* **Exercise description**:
With the pictures left out, every record must be reproduced exactly.

* **Records from a dataset**:

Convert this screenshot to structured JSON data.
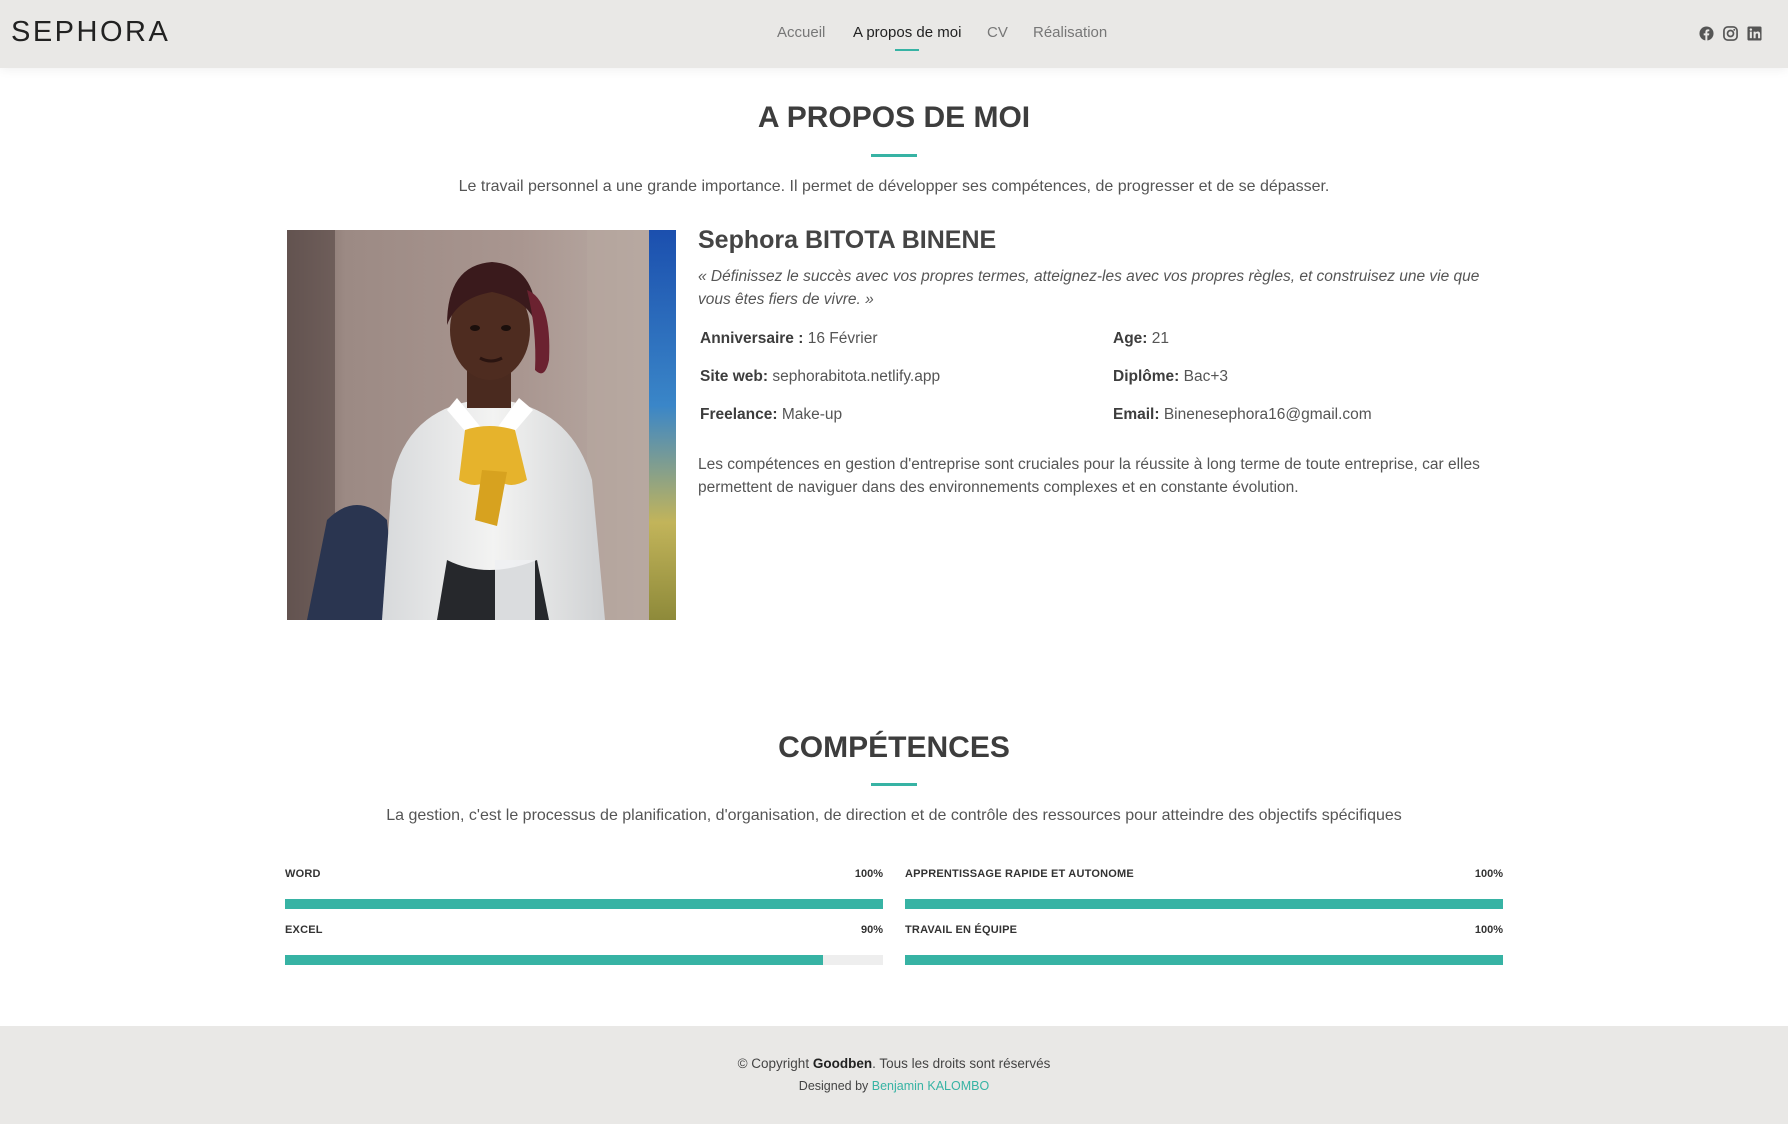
{
  "header": {
    "logo": "SEPHORA",
    "nav": [
      {
        "label": "Accueil",
        "active": false
      },
      {
        "label": "A propos de moi",
        "active": true
      },
      {
        "label": "CV",
        "active": false
      },
      {
        "label": "Réalisation",
        "active": false
      }
    ],
    "social_icons": [
      "facebook-icon",
      "instagram-icon",
      "linkedin-icon"
    ]
  },
  "about": {
    "title": "A PROPOS DE MOI",
    "intro": "Le travail personnel a une grande importance. Il permet de développer ses compétences, de progresser et de se dépasser.",
    "name": "Sephora BITOTA BINENE",
    "quote": "« Définissez le succès avec vos propres termes, atteignez-les avec vos propres règles, et construisez une vie que vous êtes fiers de vivre. »",
    "info": {
      "birthday": {
        "label": "Anniversaire :",
        "value": "16 Février"
      },
      "website": {
        "label": "Site web:",
        "value": "sephorabitota.netlify.app"
      },
      "freelance": {
        "label": "Freelance:",
        "value": "Make-up"
      },
      "age": {
        "label": "Age:",
        "value": "21"
      },
      "degree": {
        "label": "Diplôme:",
        "value": "Bac+3"
      },
      "email": {
        "label": "Email:",
        "value": "Binenesephora16@gmail.com"
      }
    },
    "paragraph": "Les compétences en gestion d'entreprise sont cruciales pour la réussite à long terme de toute entreprise, car elles permettent de naviguer dans des environnements complexes et en constante évolution."
  },
  "skills": {
    "title": "COMPÉTENCES",
    "intro": "La gestion, c'est le processus de planification, d'organisation, de direction et de contrôle des ressources pour atteindre des objectifs spécifiques",
    "items": [
      {
        "label": "WORD",
        "value_text": "100%",
        "percent": 100
      },
      {
        "label": "APPRENTISSAGE RAPIDE ET AUTONOME",
        "value_text": "100%",
        "percent": 100
      },
      {
        "label": "EXCEL",
        "value_text": "90%",
        "percent": 90
      },
      {
        "label": "TRAVAIL EN ÉQUIPE",
        "value_text": "100%",
        "percent": 100
      }
    ]
  },
  "footer": {
    "copyright_prefix": "© Copyright ",
    "copyright_brand": "Goodben",
    "copyright_suffix": ". Tous les droits sont réservés",
    "designed_prefix": "Designed by ",
    "designer": "Benjamin KALOMBO"
  },
  "colors": {
    "accent": "#37b3a4",
    "header_bg": "#e9e8e6",
    "footer_bg": "#e9e8e6",
    "text": "#444444"
  }
}
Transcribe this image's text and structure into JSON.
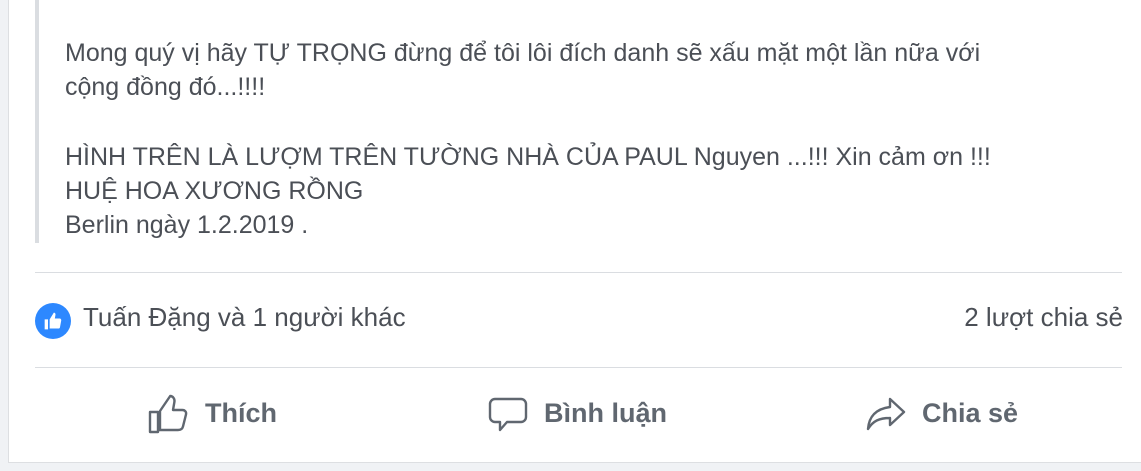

* **Response box**:
Convert this screenshot to structured JSON data.
{
  "header": {
    "logo": "SEPHORA",
    "nav": [
      {
        "label": "Accueil",
        "active": false
      },
      {
        "label": "A propos de moi",
        "active": true
      },
      {
        "label": "CV",
        "active": false
      },
      {
        "label": "Réalisation",
        "active": false
      }
    ],
    "social_icons": [
      "facebook-icon",
      "instagram-icon",
      "linkedin-icon"
    ]
  },
  "about": {
    "title": "A PROPOS DE MOI",
    "intro": "Le travail personnel a une grande importance. Il permet de développer ses compétences, de progresser et de se dépasser.",
    "name": "Sephora BITOTA BINENE",
    "quote": "« Définissez le succès avec vos propres termes, atteignez-les avec vos propres règles, et construisez une vie que vous êtes fiers de vivre. »",
    "info": {
      "birthday": {
        "label": "Anniversaire :",
        "value": "16 Février"
      },
      "website": {
        "label": "Site web:",
        "value": "sephorabitota.netlify.app"
      },
      "freelance": {
        "label": "Freelance:",
        "value": "Make-up"
      },
      "age": {
        "label": "Age:",
        "value": "21"
      },
      "degree": {
        "label": "Diplôme:",
        "value": "Bac+3"
      },
      "email": {
        "label": "Email:",
        "value": "Binenesephora16@gmail.com"
      }
    },
    "paragraph": "Les compétences en gestion d'entreprise sont cruciales pour la réussite à long terme de toute entreprise, car elles permettent de naviguer dans des environnements complexes et en constante évolution."
  },
  "skills": {
    "title": "COMPÉTENCES",
    "intro": "La gestion, c'est le processus de planification, d'organisation, de direction et de contrôle des ressources pour atteindre des objectifs spécifiques",
    "items": [
      {
        "label": "WORD",
        "value_text": "100%",
        "percent": 100
      },
      {
        "label": "APPRENTISSAGE RAPIDE ET AUTONOME",
        "value_text": "100%",
        "percent": 100
      },
      {
        "label": "EXCEL",
        "value_text": "90%",
        "percent": 90
      },
      {
        "label": "TRAVAIL EN ÉQUIPE",
        "value_text": "100%",
        "percent": 100
      }
    ]
  },
  "footer": {
    "copyright_prefix": "© Copyright ",
    "copyright_brand": "Goodben",
    "copyright_suffix": ". Tous les droits sont réservés",
    "designed_prefix": "Designed by ",
    "designer": "Benjamin KALOMBO"
  },
  "colors": {
    "accent": "#37b3a4",
    "header_bg": "#e9e8e6",
    "footer_bg": "#e9e8e6",
    "text": "#444444"
  }
}
Transcribe this image's text and structure into JSON.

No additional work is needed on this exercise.